Author Jeffrey H. Schwartz, professor of physical anthropology at the University of Pittsburgh, has assembled a wide-ranging book on osteological analysis—the science of examining bones and fossils to decipher the past, both recent and ancient. Schwartz begins with a thorough and interesting explanation of what happens to bones after a person or animal dies and what scientists look for when analyzing these remains, then persuasively argues that contrary to some historical accounts, mass sacrifices of children did not take place at the ancient city of Carthage. He skips to the near past to describe his work with the police, determining the sex, age, and other characteristics of a person from the individual’s bones and helping officers find graves of murder victims. In the second half of the book, Schwartz revisits the past, this time to examine the various theories of human evolution. He argues that orangutans and humans may be more closely linked than most scientists believe.
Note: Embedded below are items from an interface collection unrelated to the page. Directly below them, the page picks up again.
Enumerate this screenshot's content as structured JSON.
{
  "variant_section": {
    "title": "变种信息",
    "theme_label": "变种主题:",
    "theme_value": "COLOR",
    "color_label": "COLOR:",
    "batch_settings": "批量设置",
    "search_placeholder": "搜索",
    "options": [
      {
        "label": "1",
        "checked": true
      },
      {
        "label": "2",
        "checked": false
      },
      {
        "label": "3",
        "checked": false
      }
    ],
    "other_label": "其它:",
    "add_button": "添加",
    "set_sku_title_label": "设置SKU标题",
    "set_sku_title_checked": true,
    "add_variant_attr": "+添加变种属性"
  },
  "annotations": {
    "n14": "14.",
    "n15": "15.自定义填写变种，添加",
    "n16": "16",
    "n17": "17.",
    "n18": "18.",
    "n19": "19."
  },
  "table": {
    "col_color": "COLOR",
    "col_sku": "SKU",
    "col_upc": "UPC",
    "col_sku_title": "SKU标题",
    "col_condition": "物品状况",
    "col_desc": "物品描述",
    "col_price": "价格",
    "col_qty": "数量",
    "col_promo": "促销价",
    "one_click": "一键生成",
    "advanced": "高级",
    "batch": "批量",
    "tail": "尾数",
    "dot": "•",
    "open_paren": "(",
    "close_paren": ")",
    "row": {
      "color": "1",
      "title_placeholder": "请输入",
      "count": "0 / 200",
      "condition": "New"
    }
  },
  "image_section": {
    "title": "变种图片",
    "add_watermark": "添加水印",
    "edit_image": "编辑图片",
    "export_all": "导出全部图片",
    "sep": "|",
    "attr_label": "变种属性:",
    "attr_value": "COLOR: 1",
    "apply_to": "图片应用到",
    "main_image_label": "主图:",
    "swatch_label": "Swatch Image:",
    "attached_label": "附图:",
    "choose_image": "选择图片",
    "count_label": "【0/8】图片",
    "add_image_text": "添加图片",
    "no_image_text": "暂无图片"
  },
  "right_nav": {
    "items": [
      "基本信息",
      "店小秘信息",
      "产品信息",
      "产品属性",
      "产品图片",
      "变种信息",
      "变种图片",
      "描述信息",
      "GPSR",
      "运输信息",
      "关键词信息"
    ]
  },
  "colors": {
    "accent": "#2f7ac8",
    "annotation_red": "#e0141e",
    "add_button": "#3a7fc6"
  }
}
Although WHAT THE BONES TELL US contains some fascinating insights, it suffers from an overly wide scope that leads to a lack of coherence: It reads more like a collection of articles than a unified work. Also, occasionally, the prose bogs down in technical detail, as in the author’s description of the pelvis in the chapter on crime, a chapter that potentially had the greatest interest for the general reader.